------ Given records

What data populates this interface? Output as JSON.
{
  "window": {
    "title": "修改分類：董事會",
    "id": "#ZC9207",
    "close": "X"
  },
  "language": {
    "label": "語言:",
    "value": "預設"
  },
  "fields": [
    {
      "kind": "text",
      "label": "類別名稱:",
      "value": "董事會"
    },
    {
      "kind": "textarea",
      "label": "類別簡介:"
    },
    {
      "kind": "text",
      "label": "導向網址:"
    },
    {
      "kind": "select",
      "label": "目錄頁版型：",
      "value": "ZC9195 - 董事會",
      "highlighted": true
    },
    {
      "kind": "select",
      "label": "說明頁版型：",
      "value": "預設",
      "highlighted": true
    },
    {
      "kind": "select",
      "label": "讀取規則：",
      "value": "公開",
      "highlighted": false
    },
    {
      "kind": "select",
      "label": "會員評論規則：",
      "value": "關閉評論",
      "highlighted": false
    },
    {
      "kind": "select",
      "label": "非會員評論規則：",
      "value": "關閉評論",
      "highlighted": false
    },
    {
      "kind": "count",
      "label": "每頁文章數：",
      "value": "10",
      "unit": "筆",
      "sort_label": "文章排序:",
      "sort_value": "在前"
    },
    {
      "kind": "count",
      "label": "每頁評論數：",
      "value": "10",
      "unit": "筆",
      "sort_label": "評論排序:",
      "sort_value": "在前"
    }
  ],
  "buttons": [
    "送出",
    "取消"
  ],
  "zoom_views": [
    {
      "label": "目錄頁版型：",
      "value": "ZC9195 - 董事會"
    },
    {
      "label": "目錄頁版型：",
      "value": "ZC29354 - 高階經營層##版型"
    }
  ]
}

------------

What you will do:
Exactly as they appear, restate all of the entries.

Written solution:
What data populates this interface? Output as JSON.
{
  "window": {
    "title": "修改分類：董事會",
    "id": "#ZC9207",
    "close": "X"
  },
  "language": {
    "label": "語言:",
    "value": "預設"
  },
  "fields": [
    {
      "kind": "text",
      "label": "類別名稱:",
      "value": "董事會"
    },
    {
      "kind": "textarea",
      "label": "類別簡介:"
    },
    {
      "kind": "text",
      "label": "導向網址:"
    },
    {
      "kind": "select",
      "label": "目錄頁版型：",
      "value": "ZC9195 - 董事會",
      "highlighted": true
    },
    {
      "kind": "select",
      "label": "說明頁版型：",
      "value": "預設",
      "highlighted": true
    },
    {
      "kind": "select",
      "label": "讀取規則：",
      "value": "公開",
      "highlighted": false
    },
    {
      "kind": "select",
      "label": "會員評論規則：",
      "value": "關閉評論",
      "highlighted": false
    },
    {
      "kind": "select",
      "label": "非會員評論規則：",
      "value": "關閉評論",
      "highlighted": false
    },
    {
      "kind": "count",
      "label": "每頁文章數：",
      "value": "10",
      "unit": "筆",
      "sort_label": "文章排序:",
      "sort_value": "在前"
    },
    {
      "kind": "count",
      "label": "每頁評論數：",
      "value": "10",
      "unit": "筆",
      "sort_label": "評論排序:",
      "sort_value": "在前"
    }
  ],
  "buttons": [
    "送出",
    "取消"
  ],
  "zoom_views": [
    {
      "label": "目錄頁版型：",
      "value": "ZC9195 - 董事會"
    },
    {
      "label": "目錄頁版型：",
      "value": "ZC29354 - 高階經營層##版型"
    }
  ]
}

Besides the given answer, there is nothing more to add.